During a negative sentiment trend, the stock market price declines, and the news seems to get worse and worse. However, once the negative sentiment has run its course, and it is time for sentiment to change direction based upon attaining its Fibonacci proportions, the general public then becomes subconsciously more positive. When people become positive about their future, they are willing to take risks. And, what is the most immediate manner in which the public can actuate this newly turned positive sentiment? Well, the easiest and most immediate way for the general public to actuate positive feelings about the future of the country is to buy stocks. For this reason, we see the stock market lead in a movement in the opposite direction. And, this is why Elliott believed that the stock market was the best barometer of public sentiment that we could find.


But, let's look at the same change in positive sentiment, and what it takes to have an effect upon "fundamentals." When the general public's sentiment turns positive about the future, this is the point in time where they are willing to take more risks based upon their positive feelings about the future.


So, business owners and new entrepreneurs seek loans to either build or expand a business, which takes time to secure. They then place the newly acquired funds to work in their business by hiring more people or buying additional equipment, and this takes further time. With this new capacity, they are then able to provide more goods and services to the public, and, ultimately, profits and earnings begin to grow, again, after taking much more time.


And, when the news of such improved earnings finally hits the market, most market participants seemed shocked that the stock moves up strongly in an uptrend, and simply attribute the stock's rise to the announcement of positive earnings. This is exactly what prompted Elliott to note, in his 1946 publication of Nature's Law, "At best, news is the tardy recognition of forces that have already been at work for some time and is startling only to those unaware of the trend."


So, there is a significant lag between the positive turn in public sentiment and the resulting change in "fundamentals" of a stock or the economy, especially when considered relative to the immediate actuating of such sentiment through the buying of stocks. It is for this same reason that fundamentalists are left holding the bag at the top of a market when the news and fundamentals look the best to them right before the market begins to dive. Anyone remember a little company named AAPL?


So, now you must be questioning how one can tell when sentiment is about to turn. Well, again, it brings us back to Leonardo Fibonacci and R.N. Elliott. After a 5 wave move in sentiment has completed, and the Fibonacci proportions have been mathematically satisfied, that is usually the signal that the market is ready to turn. This is the exact reason why I was able to predict the top in AAPL when everyone else was looking for $800-$1000.


So, where are we now in the pattern for gold? Well, nothing has really changed since last week:
As for GLD, it has still not been able to take out the long time support region we have been noting at the 151 level. So, for now, the immediate region of resistance I see for GLD is the 157-158.25 region. Assuming we can see a strong move through that region in GLD, then we can look towards the 161 region next, which represents the .764 extension down, as well as the .500 retracement of the prior larger rally.
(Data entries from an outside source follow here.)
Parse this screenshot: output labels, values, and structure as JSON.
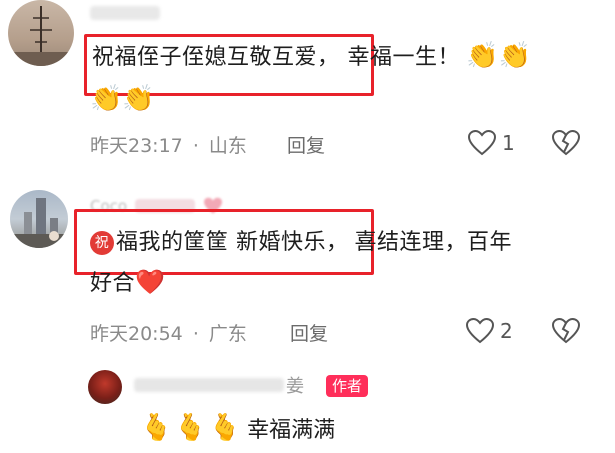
{
  "comments": [
    {
      "text_part1": "祝福侄子侄媳互敬互爱，",
      "text_part2": "幸福一生！",
      "emojis_line1": "👏👏",
      "emojis_line2": "👏👏",
      "time": "昨天23:17",
      "separator": "·",
      "location": "山东",
      "reply_label": "回复",
      "like_count": "1"
    },
    {
      "name_partial": "Coco",
      "badge_glyph": "祝",
      "text_part1": "福我的筐筐 新婚快乐，",
      "text_part2": "喜结连理，百年",
      "text_line2": "好合",
      "heart_emoji": "❤️",
      "time": "昨天20:54",
      "separator": "·",
      "location": "广东",
      "reply_label": "回复",
      "like_count": "2"
    }
  ],
  "reply": {
    "name_partial": "姜",
    "author_badge": "作者",
    "emojis": "🫰🫰🫰",
    "text": "幸福满满"
  }
}
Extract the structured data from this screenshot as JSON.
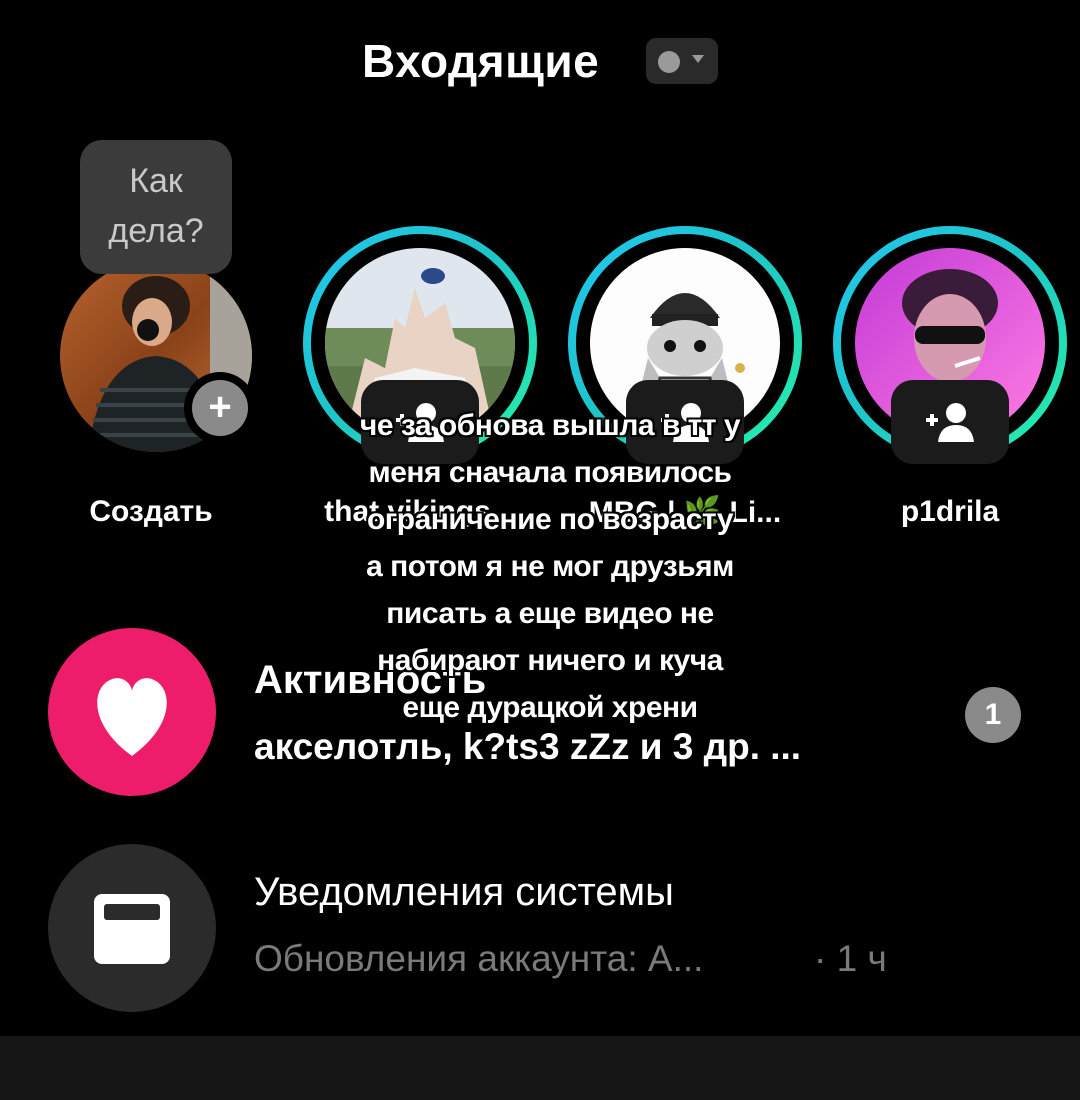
{
  "header": {
    "title": "Входящие"
  },
  "stories": [
    {
      "name": "Создать",
      "bubble": [
        "Как",
        "дела?"
      ],
      "add_symbol": "+"
    },
    {
      "name": "that vikings..."
    },
    {
      "name": "MBG | 🌿 Li..."
    },
    {
      "name": "p1drila"
    }
  ],
  "caption": {
    "lines": [
      "че за обнова вышла в тт у",
      "меня сначала появилось",
      "ограничение по возрасту",
      "а потом я не мог друзьям",
      "писать а еще видео не",
      "набирают ничего и куча",
      "еще дурацкой хрени"
    ]
  },
  "activity": {
    "title": "Активность",
    "subtitle": "акселотль, k?ts3 zZz и 3 др. ...",
    "badge": "1",
    "icon": "heart-icon",
    "color": "#ee1d6b"
  },
  "system": {
    "title": "Уведомления системы",
    "subtitle": "Обновления аккаунта: А...",
    "time": "· 1 ч",
    "icon": "inbox-icon",
    "color": "#2b2b2b"
  }
}
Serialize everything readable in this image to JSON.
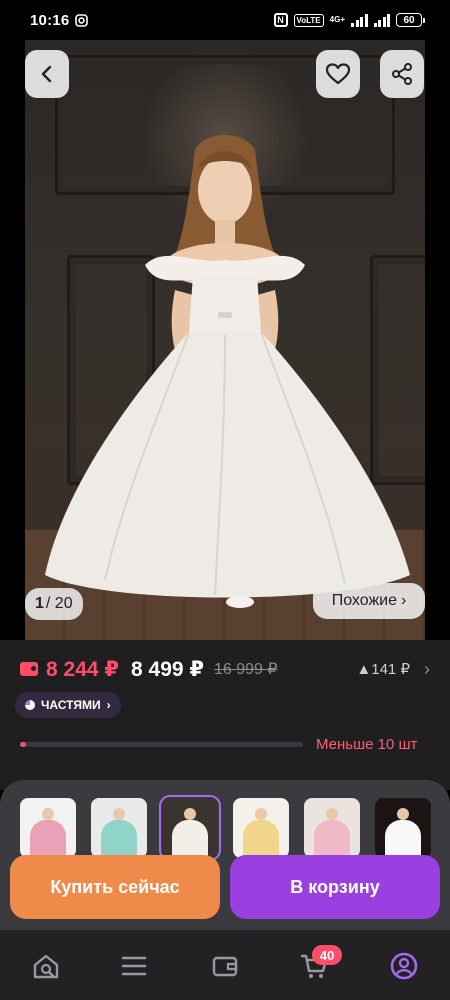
{
  "status_bar": {
    "time": "10:16",
    "nfc_label": "N",
    "volte_label": "VoLTE",
    "network_label": "4G+",
    "battery": "60"
  },
  "gallery": {
    "counter_current": "1",
    "counter_total": "/ 20",
    "similar_label": "Похожие",
    "similar_chevron": "›"
  },
  "icons": {
    "back": "chevron-left-icon",
    "favorite": "heart-icon",
    "share": "share-icon",
    "wallet": "wallet-icon",
    "parts": "parts-icon",
    "catalog": "search-home-icon",
    "menu": "menu-icon",
    "wallet_nav": "wallet-icon",
    "cart": "cart-icon",
    "profile": "profile-icon"
  },
  "price": {
    "wallet_price": "8 244 ₽",
    "price": "8 499 ₽",
    "old_price": "16 999 ₽",
    "change": "▲141 ₽",
    "chevron": "›"
  },
  "parts_badge": {
    "label": "ЧАСТЯМИ",
    "chevron": "›"
  },
  "stock": {
    "label": "Меньше 10 шт",
    "level": 0.02
  },
  "thumbnails": [
    {
      "dress_color": "#e7a2b8",
      "bg": "#f2f2f2",
      "selected": false
    },
    {
      "dress_color": "#8fd3c9",
      "bg": "#eaeaea",
      "selected": false
    },
    {
      "dress_color": "#f3eee8",
      "bg": "#3a3430",
      "selected": true
    },
    {
      "dress_color": "#f1d58a",
      "bg": "#f4f1ea",
      "selected": false
    },
    {
      "dress_color": "#f0b9c7",
      "bg": "#e9e4de",
      "selected": false
    },
    {
      "dress_color": "#f8f8f8",
      "bg": "#1a1412",
      "selected": false
    }
  ],
  "actions": {
    "buy_now": "Купить сейчас",
    "add_to_cart": "В корзину"
  },
  "bottom_nav": {
    "cart_count": "40"
  },
  "colors": {
    "accent_red": "#ff4d6a",
    "buy_orange": "#f08a4b",
    "cart_purple": "#9a3fe0",
    "profile_purple": "#a56cf0"
  }
}
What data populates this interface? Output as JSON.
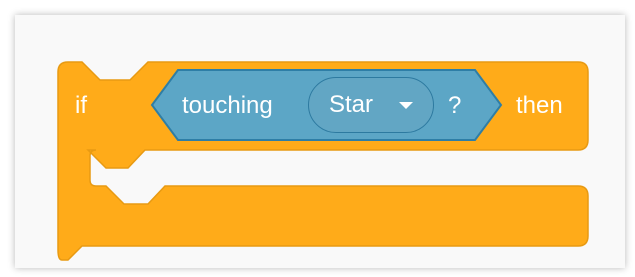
{
  "block": {
    "if_label": "if",
    "condition_label": "touching",
    "target_value": "Star",
    "question_mark": "?",
    "then_label": "then"
  },
  "colors": {
    "control_block": "#ffab19",
    "control_block_border": "#e89a12",
    "sensing_block": "#5ca6c6",
    "sensing_block_border": "#2e7ea6",
    "dropdown": "#62a6c4",
    "text": "#ffffff"
  },
  "icons": {
    "dropdown": "triangle-down-icon"
  }
}
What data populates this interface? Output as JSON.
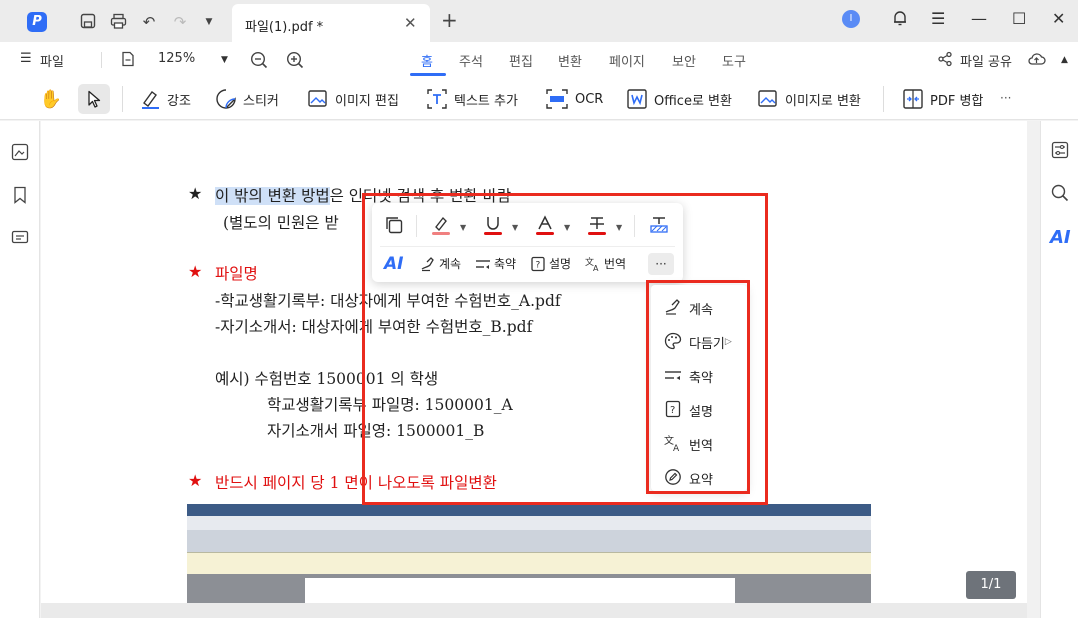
{
  "titlebar": {
    "tab_title": "파일(1).pdf *",
    "user_initial": "I"
  },
  "menu": {
    "file_label": "파일",
    "zoom": "125%",
    "tabs": [
      {
        "label": "홈",
        "active": true
      },
      {
        "label": "주석"
      },
      {
        "label": "편집"
      },
      {
        "label": "변환"
      },
      {
        "label": "페이지"
      },
      {
        "label": "보안"
      },
      {
        "label": "도구"
      }
    ],
    "share_label": "파일 공유"
  },
  "tools": {
    "highlight": "강조",
    "sticker": "스티커",
    "edit_image": "이미지 편집",
    "add_text": "텍스트 추가",
    "ocr": "OCR",
    "to_office": "Office로 변환",
    "to_image": "이미지로 변환",
    "merge_pdf": "PDF 병합",
    "more": "···"
  },
  "document": {
    "line1": "이 밖의 변환 방법은 인터넷 검색 후 변환 바람",
    "line1_highlight": "이 밖의 변환 방법",
    "line1_rest": "은 인터넷 검색 후 변환 바람",
    "line2": "(별도의 민원은 받",
    "heading1": "파일명",
    "item1": "-학교생활기록부: 대상자에게 부여한 수험번호_A.pdf",
    "item2": "-자기소개서: 대상자에게 부여한 수험번호_B.pdf",
    "example_line": "예시) 수험번호 1500001 의 학생",
    "example_a": "학교생활기록부 파일명: 1500001_A",
    "example_b": "자기소개서 파일영: 1500001_B",
    "heading2": "반드시 페이지 당 1 면이 나오도록 파일변환",
    "star": "★"
  },
  "float_toolbar": {
    "ai_label": "AI",
    "continue": "계속",
    "summarize": "축약",
    "explain": "설명",
    "translate": "번역",
    "more": "···"
  },
  "dropdown": {
    "items": [
      {
        "label": "계속",
        "icon": "pen-icon"
      },
      {
        "label": "다듬기",
        "icon": "palette-icon"
      },
      {
        "label": "축약",
        "icon": "shorten-icon"
      },
      {
        "label": "설명",
        "icon": "question-icon"
      },
      {
        "label": "번역",
        "icon": "translate-icon"
      },
      {
        "label": "요약",
        "icon": "edit-note-icon"
      }
    ]
  },
  "page_indicator": "1/1",
  "colors": {
    "accent": "#2f6df6",
    "highlight_box": "#ea2b1f",
    "doc_red": "#e01010"
  }
}
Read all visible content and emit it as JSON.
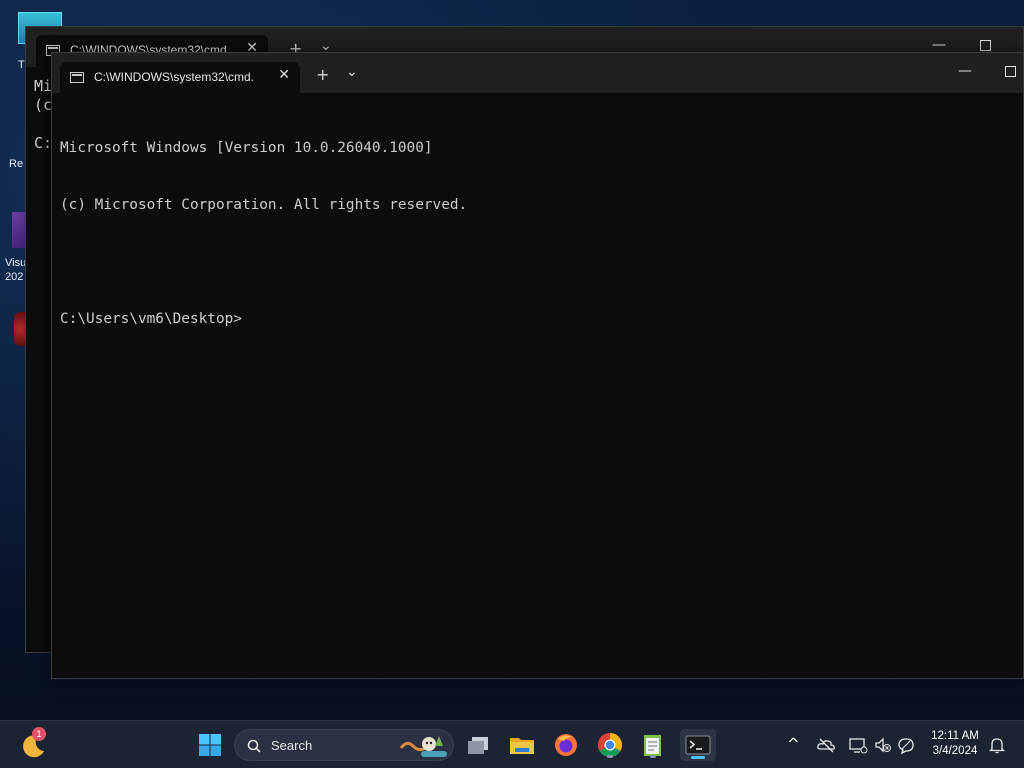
{
  "desktop": {
    "icons": [
      {
        "label": "T"
      },
      {
        "label": "Re"
      },
      {
        "label": "Visu"
      },
      {
        "label": "202"
      }
    ]
  },
  "back_window": {
    "tab_title": "C:\\WINDOWS\\system32\\cmd.",
    "new_tab": "+",
    "dropdown": "⌄",
    "lines": [
      "Mi",
      "(c",
      "",
      "C:"
    ]
  },
  "front_window": {
    "tab_title": "C:\\WINDOWS\\system32\\cmd.",
    "close_tab": "✕",
    "new_tab": "+",
    "dropdown": "⌄",
    "minimize": "—",
    "terminal_lines": [
      "Microsoft Windows [Version 10.0.26040.1000]",
      "(c) Microsoft Corporation. All rights reserved.",
      "",
      "C:\\Users\\vm6\\Desktop>"
    ]
  },
  "taskbar": {
    "search_placeholder": "Search",
    "notification_badge": "1",
    "pinned": [
      {
        "icon": "windows-start-icon"
      },
      {
        "icon": "task-view-icon"
      },
      {
        "icon": "file-explorer-icon"
      },
      {
        "icon": "firefox-icon"
      },
      {
        "icon": "chrome-icon"
      },
      {
        "icon": "notepad-icon"
      },
      {
        "icon": "terminal-icon"
      }
    ],
    "tray": {
      "chevron": "^",
      "time": "12:11 AM",
      "date": "3/4/2024"
    }
  },
  "colors": {
    "accent": "#4cc2ff",
    "terminal_bg": "#0c0c0c",
    "terminal_fg": "#cccccc",
    "titlebar": "#202020",
    "taskbar": "#1c2333"
  }
}
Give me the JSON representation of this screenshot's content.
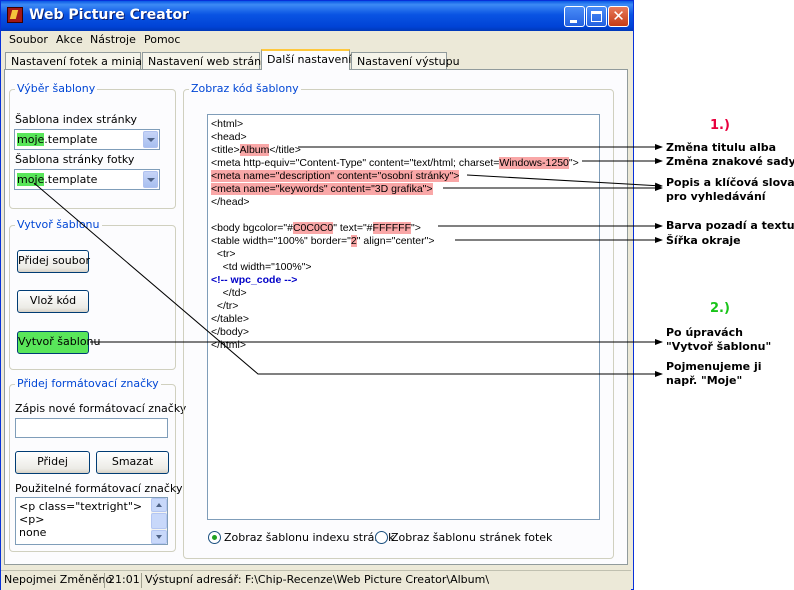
{
  "window": {
    "title": "Web Picture Creator"
  },
  "menu": {
    "items": [
      {
        "label": "Soubor"
      },
      {
        "label": "Akce"
      },
      {
        "label": "Nástroje"
      },
      {
        "label": "Pomoc"
      }
    ]
  },
  "tabs": [
    {
      "label": "Nastavení fotek a miniatur"
    },
    {
      "label": "Nastavení web stránek"
    },
    {
      "label": "Další nastavení"
    },
    {
      "label": "Nastavení výstupu"
    }
  ],
  "templates_group": {
    "title": "Výběr šablony",
    "index_label": "Šablona index stránky",
    "index_value_hl": "moje",
    "index_value_rest": ".template",
    "photo_label": "Šablona stránky fotky",
    "photo_value_hl": "moje",
    "photo_value_rest": ".template"
  },
  "create_group": {
    "title": "Vytvoř šablonu",
    "add_file": "Přidej soubor",
    "insert_code": "Vlož kód",
    "create_template": "Vytvoř šablonu"
  },
  "marks_group": {
    "title": "Přidej formátovací značky",
    "new_label": "Zápis nové formátovací značky",
    "new_value": "",
    "add": "Přidej",
    "delete": "Smazat",
    "used_label": "Použitelné formátovací značky",
    "items": [
      "<p class=\"textright\">",
      "<p>",
      "none"
    ]
  },
  "code_group": {
    "title": "Zobraz kód šablony",
    "lines": {
      "l1": "<html>",
      "l2": "<head>",
      "l3a": "<title>",
      "l3b": "Album",
      "l3c": "</title>",
      "l4a": "<meta http-equiv=\"Content-Type\" content=\"text/html; charset=",
      "l4b": "Windows-1250",
      "l4c": "\">",
      "l5": "<meta name=\"description\" content=\"osobní stránky\">",
      "l6": "<meta name=\"keywords\" content=\"3D grafika\">",
      "l7": "</head>",
      "l8a": "<body bgcolor=\"#",
      "l8b": "C0C0C0",
      "l8c": "\" text=\"#",
      "l8d": "FFFFFF",
      "l8e": "\">",
      "l9a": "<table width=\"100%\" border=\"",
      "l9b": "2",
      "l9c": "\" align=\"center\">",
      "l10": "  <tr>",
      "l11": "    <td width=\"100%\">",
      "l12": "<!-- wpc_code -->",
      "l13": "    </td>",
      "l14": "  </tr>",
      "l15": "</table>",
      "l16": "</body>",
      "l17": "</html>"
    },
    "radio_index": "Zobraz šablonu indexu stránek",
    "radio_photo": "Zobraz šablonu stránek fotek",
    "radio_selected": "index"
  },
  "status": {
    "p1": "Nepojmei Změněno",
    "p2": "21:01",
    "p3": "Výstupní adresář: F:\\Chip-Recenze\\Web Picture Creator\\Album\\"
  },
  "annotations": {
    "step1": "1.)",
    "a1": "Změna titulu alba",
    "a2": "Změna znakové sady",
    "a3a": "Popis a klíčová slova",
    "a3b": "pro vyhledávání",
    "a4": "Barva pozadí a textu",
    "a5": "Šířka okraje",
    "step2": "2.)",
    "b1a": "Po úpravách",
    "b1b": "\"Vytvoř šablonu\"",
    "b2a": "Pojmenujeme ji",
    "b2b": "např. \"Moje\""
  },
  "colors": {
    "step1": "#e8003d",
    "step2": "#19c419",
    "highlight_green": "#59e65a",
    "highlight_red": "#f9a7a7"
  }
}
And, if GLD can move through that region, then the final region that will be contested is the 170-174 region before we can see a massive break out taking us to new highs.


And, to remind you of the support levels below the important 151 region Fibonacci extension, it is the 148/149 confluence region, and then 146.